Garden dome

Shortly after the Revierlöwen could not negotiate a new lease for the König-Pilsener-Arena, there were plans for a new home ground in Oberhausen. With the help of some investors, the “garden dome” was to be converted into an ice rink according to the DEL standard. However, the project did not come to fruition.

Emscher Lippe Hall
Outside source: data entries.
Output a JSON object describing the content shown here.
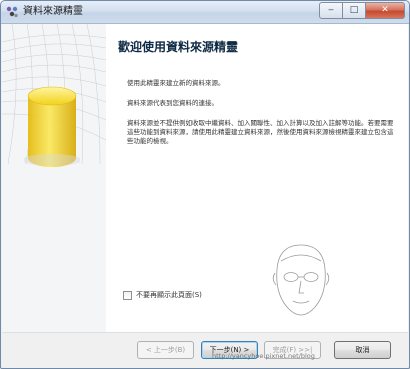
{
  "window": {
    "title": "資料來源精靈",
    "caption_buttons": {
      "minimize": "‒",
      "maximize": "□",
      "close": "✕"
    }
  },
  "main": {
    "heading": "歡迎使用資料來源精靈",
    "paragraph1": "使用此精靈來建立新的資料來源。",
    "paragraph2": "資料來源代表到您資料的連接。",
    "paragraph3": "資料來源並不提供例如收取中繼資料、加入關聯性、加入計算以及加入註解等功能。若要需要這些功能到資料來源，請使用此精靈建立資料來源，然後使用資料來源檢視精靈來建立包含這些功能的檢視。",
    "checkbox_label": "不要再顯示此頁面(S)",
    "checkbox_checked": false
  },
  "footer": {
    "back_label": "< 上一步(B)",
    "next_label": "下一步(N) >",
    "finish_label": "完成(F) >>|",
    "cancel_label": "取消"
  },
  "watermark": "http://yancyhoe.pixnet.net/blog",
  "colors": {
    "cylinder": "#f2d21a",
    "heading": "#0f2a44",
    "title_bar": "#d3e0ef"
  }
}
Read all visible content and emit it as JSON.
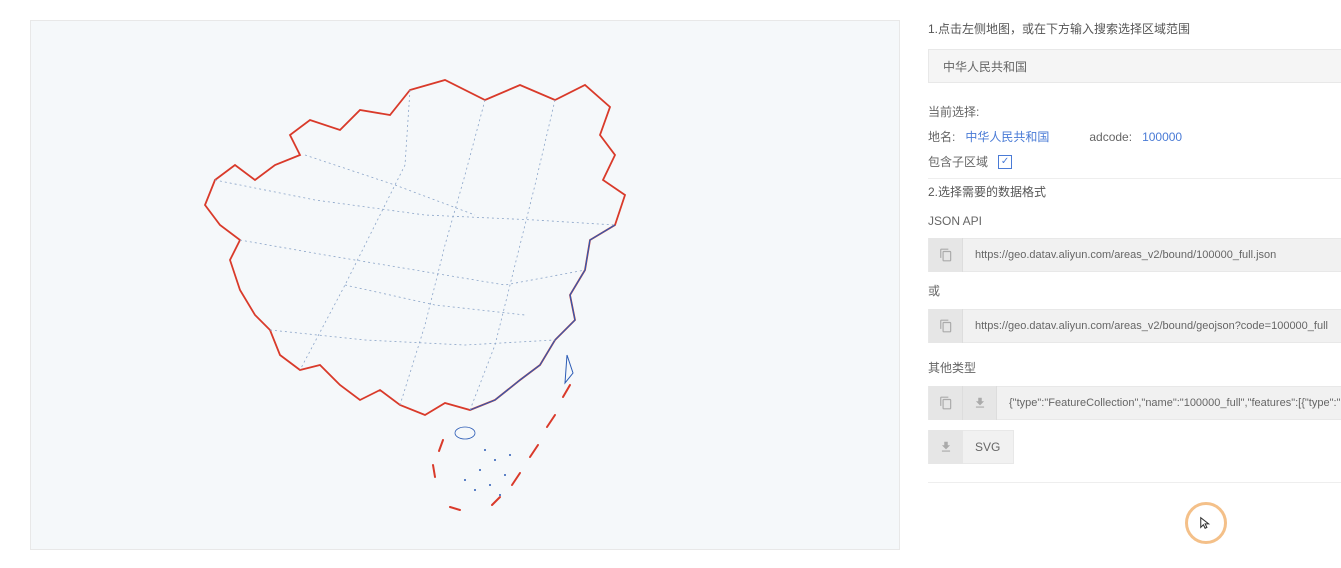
{
  "sidebar": {
    "step1_text": "1.点击左侧地图，或在下方输入搜索选择区域范围",
    "region_selector_value": "中华人民共和国",
    "current_selection_label": "当前选择:",
    "name_label": "地名:",
    "name_value": "中华人民共和国",
    "adcode_label": "adcode:",
    "adcode_value": "100000",
    "include_children_label": "包含子区域",
    "include_children_checked": true,
    "step2_text": "2.选择需要的数据格式",
    "json_api_label": "JSON API",
    "url1": "https://geo.datav.aliyun.com/areas_v2/bound/100000_full.json",
    "or_label": "或",
    "url2": "https://geo.datav.aliyun.com/areas_v2/bound/geojson?code=100000_full",
    "other_types_label": "其他类型",
    "geojson_snippet": "{\"type\":\"FeatureCollection\",\"name\":\"100000_full\",\"features\":[{\"type\":\"Feature\",\"prop",
    "svg_button_label": "SVG"
  }
}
For the 2003/04 season the Revierlöwen Oberhausen moved to the Emscher-Lippe-Halle in Gelsenkirchen. Since there was no longer a suitable ice rink available in Oberhausen, this step was necessary to keep the club going. The Emscher-Lippe-Halle is located in the Gelsenkirchen district of Erle and is a multi-purpose hall with 2,500 seats or - depending on requirements - standing room for 5,000. It is part of the "sports paradise", consisting of a swimming pool, a bowling alley and the multi-purpose hall. The Revierlöwen, who subsequently also cooperated with the local ice hockey club EHC Gelsenkirchen , played their home games in the Emscher-Lippe-Halle until the end of the 2005/06 league season .

Individual evidence

  1. a b faz.net, Revier-Löwen facing an uncertain future
  2. hockeyarenas.com, Arena Oberhausen
  3. rp-online.de, Revier Löwen Oberhausen apply for a license  ( page no longer available , search in web archivesInfo: The link was automatically marked as defective. Please check the link according to the instructions and then remove this notice.@1@ 2Template: Dead Link / www.rp-online.de  
  4. welt.de, Revier-Löwen fight for a new hall